**Task instructions:** The whole of the material needs to be repeated exactly, line for line.

**Input data:**
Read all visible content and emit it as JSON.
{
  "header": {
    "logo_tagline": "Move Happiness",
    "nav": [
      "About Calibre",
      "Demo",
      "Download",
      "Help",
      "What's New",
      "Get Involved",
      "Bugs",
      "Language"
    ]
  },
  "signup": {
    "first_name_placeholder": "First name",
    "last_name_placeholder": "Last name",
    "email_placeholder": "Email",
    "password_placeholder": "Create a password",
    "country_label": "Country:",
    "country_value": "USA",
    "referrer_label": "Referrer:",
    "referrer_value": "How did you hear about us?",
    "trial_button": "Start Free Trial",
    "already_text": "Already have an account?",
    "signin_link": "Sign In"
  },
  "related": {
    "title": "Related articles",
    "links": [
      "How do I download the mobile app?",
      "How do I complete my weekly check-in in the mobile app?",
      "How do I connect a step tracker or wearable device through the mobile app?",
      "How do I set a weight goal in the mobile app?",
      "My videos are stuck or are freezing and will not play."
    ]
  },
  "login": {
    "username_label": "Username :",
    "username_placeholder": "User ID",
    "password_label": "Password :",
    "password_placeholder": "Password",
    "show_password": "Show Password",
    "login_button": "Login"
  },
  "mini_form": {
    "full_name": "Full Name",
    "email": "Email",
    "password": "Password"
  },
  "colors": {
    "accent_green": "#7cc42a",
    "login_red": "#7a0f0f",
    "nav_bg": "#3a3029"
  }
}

**Exercise output:**
Read all visible content and emit it as JSON.
{
  "header": {
    "logo_tagline": "Move Happiness",
    "nav": [
      "About Calibre",
      "Demo",
      "Download",
      "Help",
      "What's New",
      "Get Involved",
      "Bugs",
      "Language"
    ]
  },
  "signup": {
    "first_name_placeholder": "First name",
    "last_name_placeholder": "Last name",
    "email_placeholder": "Email",
    "password_placeholder": "Create a password",
    "country_label": "Country:",
    "country_value": "USA",
    "referrer_label": "Referrer:",
    "referrer_value": "How did you hear about us?",
    "trial_button": "Start Free Trial",
    "already_text": "Already have an account?",
    "signin_link": "Sign In"
  },
  "related": {
    "title": "Related articles",
    "links": [
      "How do I download the mobile app?",
      "How do I complete my weekly check-in in the mobile app?",
      "How do I connect a step tracker or wearable device through the mobile app?",
      "How do I set a weight goal in the mobile app?",
      "My videos are stuck or are freezing and will not play."
    ]
  },
  "login": {
    "username_label": "Username :",
    "username_placeholder": "User ID",
    "password_label": "Password :",
    "password_placeholder": "Password",
    "show_password": "Show Password",
    "login_button": "Login"
  },
  "mini_form": {
    "full_name": "Full Name",
    "email": "Email",
    "password": "Password"
  },
  "colors": {
    "accent_green": "#7cc42a",
    "login_red": "#7a0f0f",
    "nav_bg": "#3a3029"
  }
}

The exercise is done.